---------- EXERCISE INPUT

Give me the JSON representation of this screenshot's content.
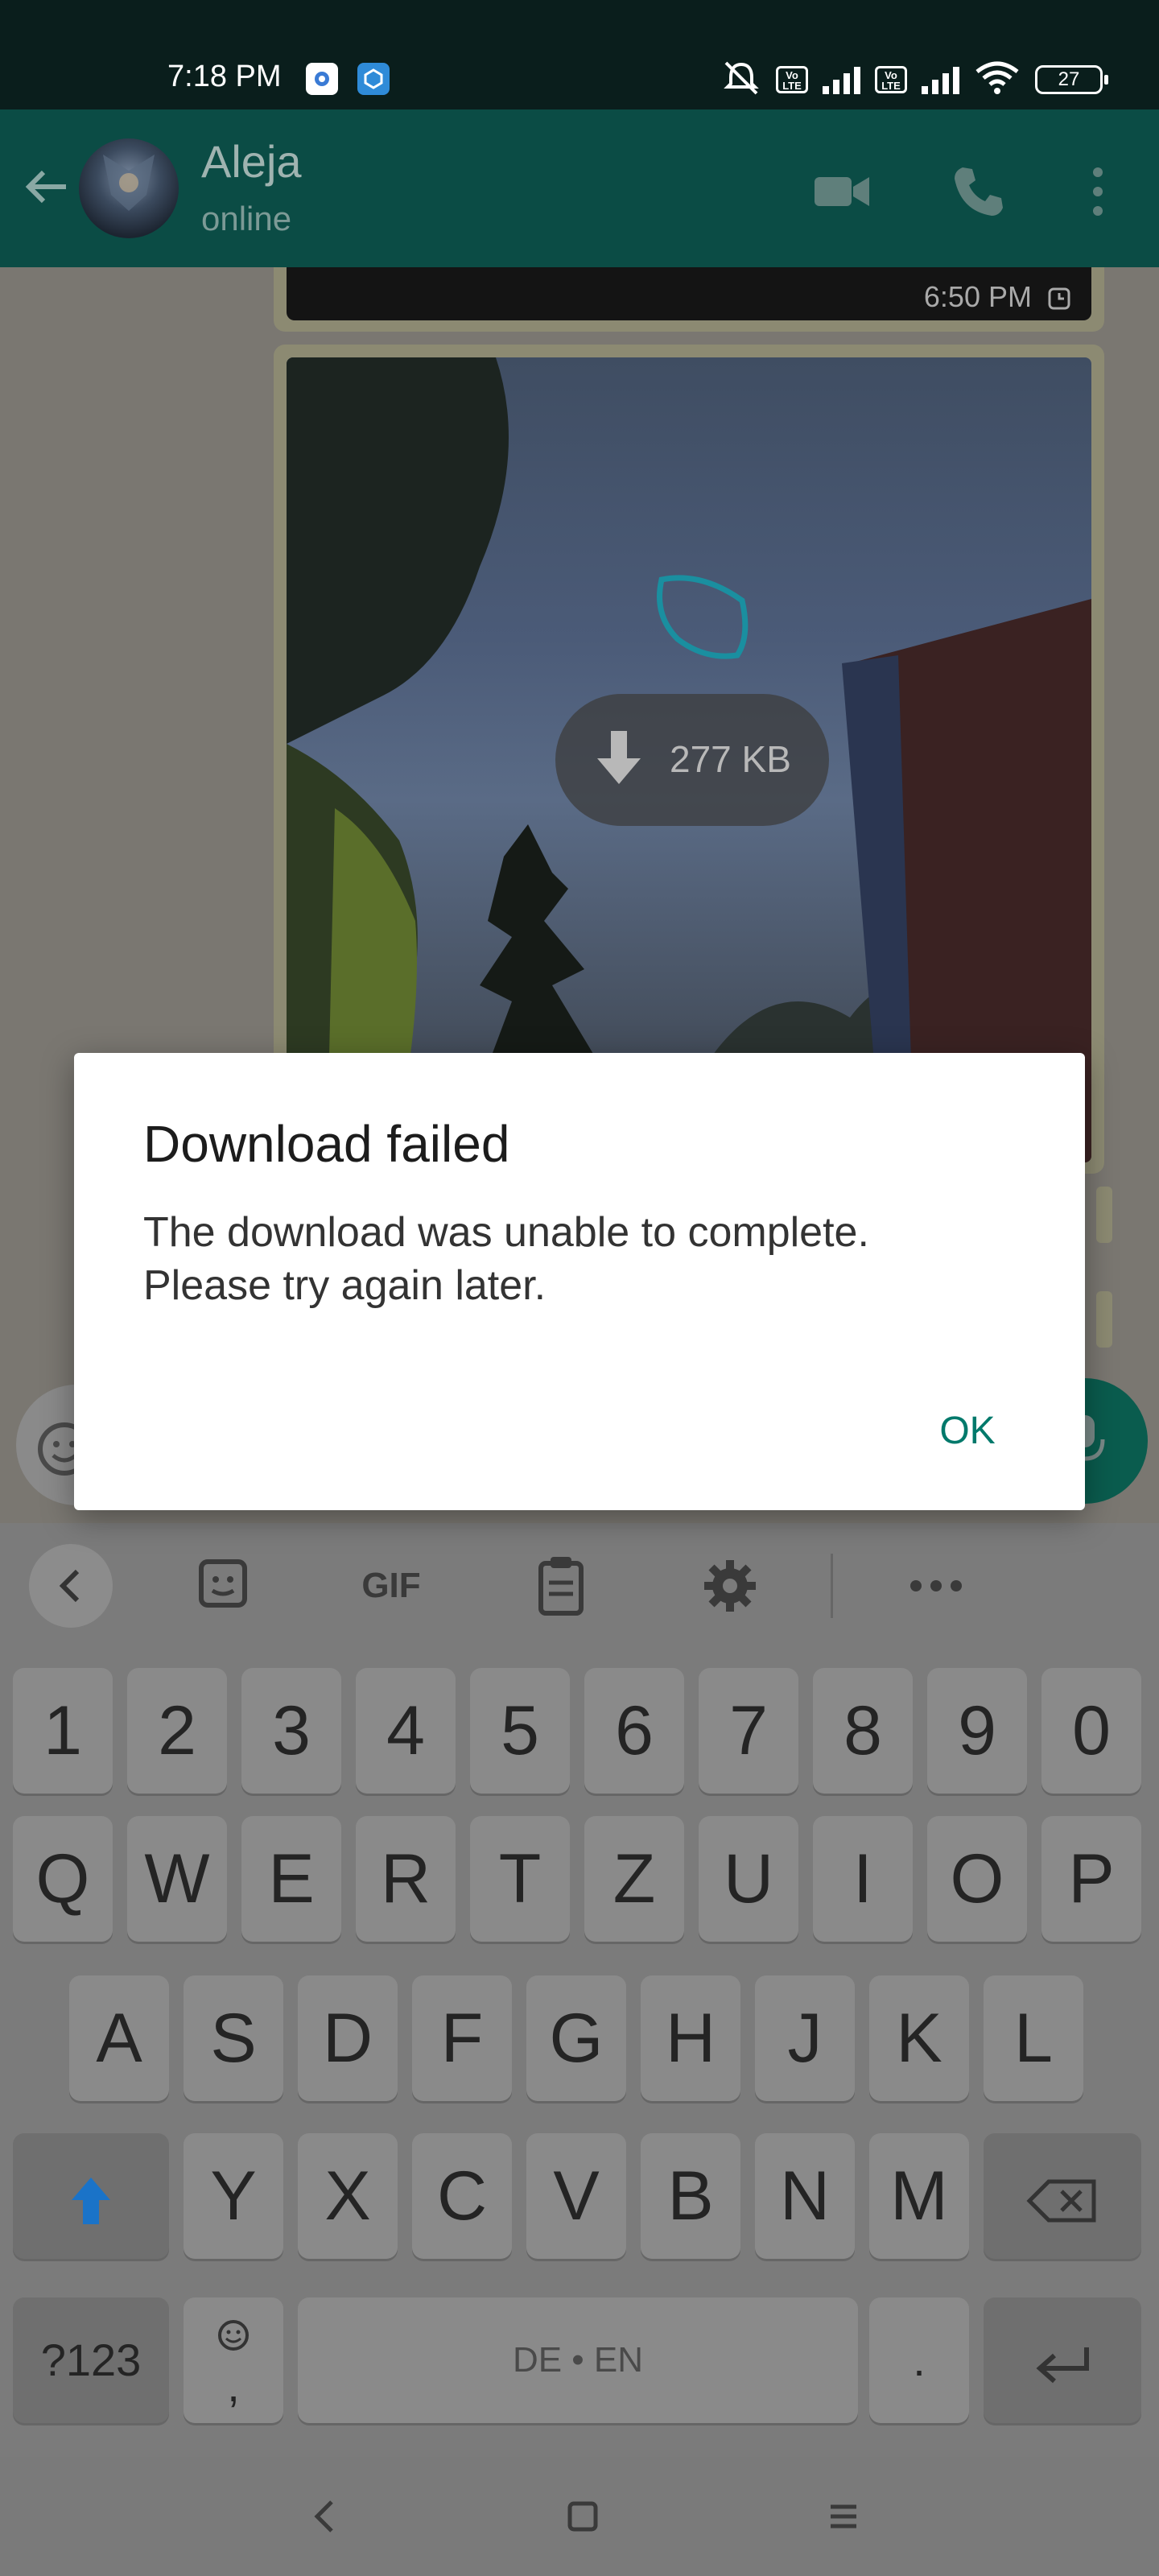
{
  "status_bar": {
    "time": "7:18 PM",
    "volte1": "Vo LTE",
    "volte2": "Vo LTE",
    "battery": "27"
  },
  "header": {
    "contact_name": "Aleja",
    "presence": "online"
  },
  "messages": {
    "prev_time": "6:50 PM",
    "download_size": "277 KB"
  },
  "dialog": {
    "title": "Download failed",
    "body_line1": "The download was unable to complete.",
    "body_line2": "Please try again later.",
    "ok_label": "OK"
  },
  "keyboard": {
    "toolbar": {
      "gif_label": "GIF"
    },
    "row_numbers": [
      "1",
      "2",
      "3",
      "4",
      "5",
      "6",
      "7",
      "8",
      "9",
      "0"
    ],
    "row_1": [
      "Q",
      "W",
      "E",
      "R",
      "T",
      "Z",
      "U",
      "I",
      "O",
      "P"
    ],
    "row_2": [
      "A",
      "S",
      "D",
      "F",
      "G",
      "H",
      "J",
      "K",
      "L"
    ],
    "row_3": [
      "Y",
      "X",
      "C",
      "V",
      "B",
      "N",
      "M"
    ],
    "symbols_label": "?123",
    "comma_label": ",",
    "space_label": "DE • EN",
    "period_label": "."
  },
  "colors": {
    "header_bg": "#0b4c45",
    "accent": "#00796b"
  }
}
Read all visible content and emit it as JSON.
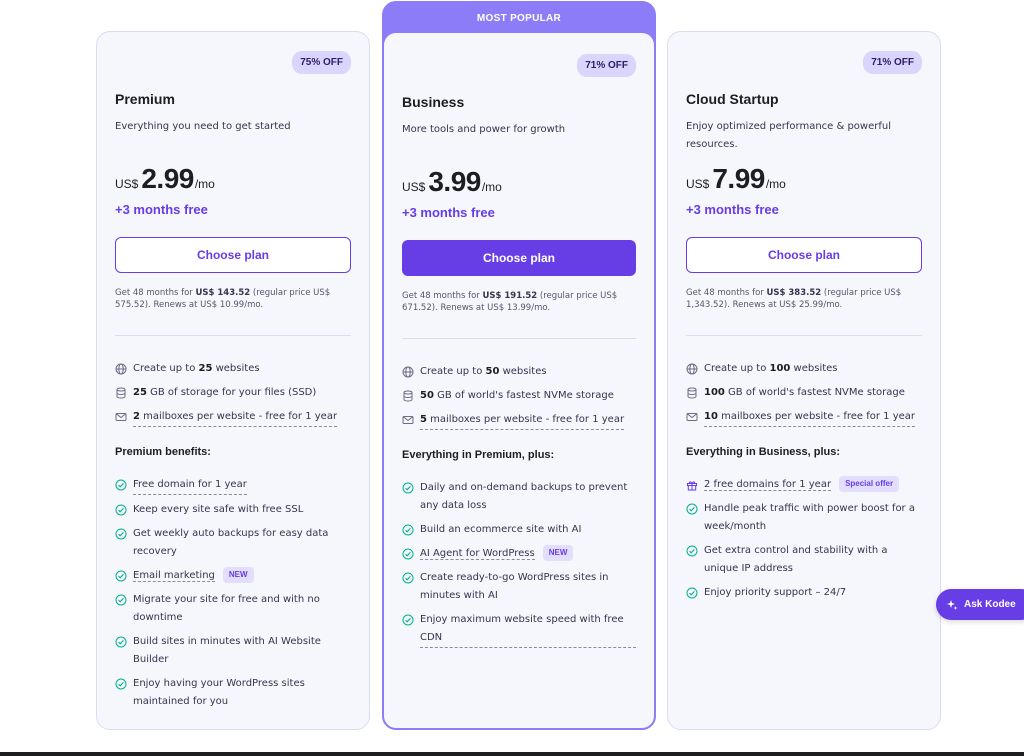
{
  "colors": {
    "accent": "#673de6",
    "popular_border": "#8c7cf7",
    "badge_bg": "#d9d5fc",
    "card_bg": "#f6f6fd",
    "check_green": "#00b090"
  },
  "plans": [
    {
      "name": "Premium",
      "badge": "75% OFF",
      "description": "Everything you need to get started",
      "currency": "US$",
      "price": "2.99",
      "period": "/mo",
      "free_months": "+3 months free",
      "button": "Choose plan",
      "renew_prefix": "Get 48 months for ",
      "renew_amount": "US$ 143.52",
      "renew_suffix": " (regular price US$ 575.52). Renews at US$ 10.99/mo.",
      "features": [
        {
          "icon": "globe-icon",
          "bold": "",
          "pre": "Create up to ",
          "strong": "25",
          "post": " websites",
          "dashed": false
        },
        {
          "icon": "database-icon",
          "pre": "",
          "strong": "25",
          "post": " GB of storage for your files (SSD)",
          "dashed": false
        },
        {
          "icon": "mail-icon",
          "pre": "",
          "strong": "2",
          "post": " mailboxes per website - free for 1 year",
          "dashed": true
        }
      ],
      "section_title": "Premium benefits:",
      "benefits": [
        {
          "text": "Free domain for 1 year",
          "dashed": true,
          "tag": ""
        },
        {
          "text": "Keep every site safe with free SSL",
          "dashed": false,
          "tag": ""
        },
        {
          "text": "Get weekly auto backups for easy data recovery",
          "dashed": false,
          "tag": ""
        },
        {
          "text": "Email marketing",
          "dashed": true,
          "tag": "NEW"
        },
        {
          "text": "Migrate your site for free and with no downtime",
          "dashed": false,
          "tag": ""
        },
        {
          "text": "Build sites in minutes with AI Website Builder",
          "dashed": false,
          "tag": ""
        },
        {
          "text": "Enjoy having your WordPress sites maintained for you",
          "dashed": false,
          "tag": ""
        }
      ]
    },
    {
      "name": "Business",
      "popular_label": "MOST POPULAR",
      "badge": "71% OFF",
      "description": "More tools and power for growth",
      "currency": "US$",
      "price": "3.99",
      "period": "/mo",
      "free_months": "+3 months free",
      "button": "Choose plan",
      "renew_prefix": "Get 48 months for ",
      "renew_amount": "US$ 191.52",
      "renew_suffix": " (regular price US$ 671.52). Renews at US$ 13.99/mo.",
      "features": [
        {
          "icon": "globe-icon",
          "pre": "Create up to ",
          "strong": "50",
          "post": " websites",
          "dashed": false
        },
        {
          "icon": "database-icon",
          "pre": "",
          "strong": "50",
          "post": " GB of world's fastest NVMe storage",
          "dashed": false
        },
        {
          "icon": "mail-icon",
          "pre": "",
          "strong": "5",
          "post": " mailboxes per website - free for 1 year",
          "dashed": true
        }
      ],
      "section_title": "Everything in Premium, plus:",
      "benefits": [
        {
          "text": "Daily and on-demand backups to prevent any data loss",
          "dashed": false,
          "tag": ""
        },
        {
          "text": "Build an ecommerce site with AI",
          "dashed": false,
          "tag": ""
        },
        {
          "text": "AI Agent for WordPress",
          "dashed": true,
          "tag": "NEW"
        },
        {
          "text": "Create ready-to-go WordPress sites in minutes with AI",
          "dashed": false,
          "tag": ""
        },
        {
          "text": "Enjoy maximum website speed with free CDN",
          "dashed": true,
          "tag": ""
        }
      ]
    },
    {
      "name": "Cloud Startup",
      "badge": "71% OFF",
      "description": "Enjoy optimized performance & powerful resources.",
      "currency": "US$",
      "price": "7.99",
      "period": "/mo",
      "free_months": "+3 months free",
      "button": "Choose plan",
      "renew_prefix": "Get 48 months for ",
      "renew_amount": "US$ 383.52",
      "renew_suffix": " (regular price US$ 1,343.52). Renews at US$ 25.99/mo.",
      "features": [
        {
          "icon": "globe-icon",
          "pre": "Create up to ",
          "strong": "100",
          "post": " websites",
          "dashed": false
        },
        {
          "icon": "database-icon",
          "pre": "",
          "strong": "100",
          "post": " GB of world's fastest NVMe storage",
          "dashed": false
        },
        {
          "icon": "mail-icon",
          "pre": "",
          "strong": "10",
          "post": " mailboxes per website - free for 1 year",
          "dashed": true
        }
      ],
      "section_title": "Everything in Business, plus:",
      "benefits": [
        {
          "text": "2 free domains for 1 year",
          "dashed": true,
          "tag": "Special offer",
          "icon": "gift-icon"
        },
        {
          "text": "Handle peak traffic with power boost for a week/month",
          "dashed": false,
          "tag": ""
        },
        {
          "text": "Get extra control and stability with a unique IP address",
          "dashed": false,
          "tag": ""
        },
        {
          "text": "Enjoy priority support – 24/7",
          "dashed": false,
          "tag": ""
        }
      ]
    }
  ],
  "assistant": {
    "label": "Ask Kodee",
    "icon": "sparkle-icon"
  }
}
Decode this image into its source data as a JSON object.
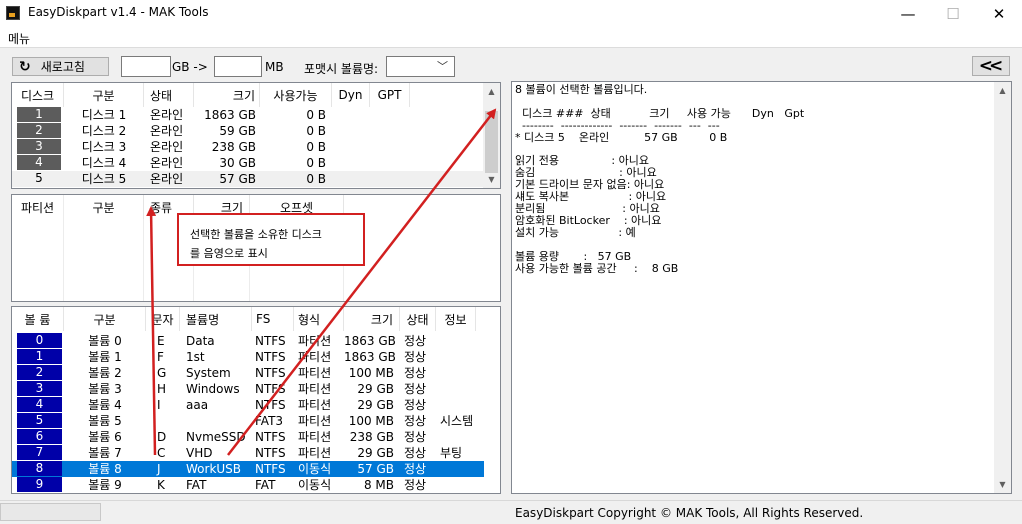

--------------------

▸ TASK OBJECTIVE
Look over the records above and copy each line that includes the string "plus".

▸ RESPONSE TO THIS TASK
      "section_title": "Everything in Premium, plus:",
      "section_title": "Everything in Business, plus:",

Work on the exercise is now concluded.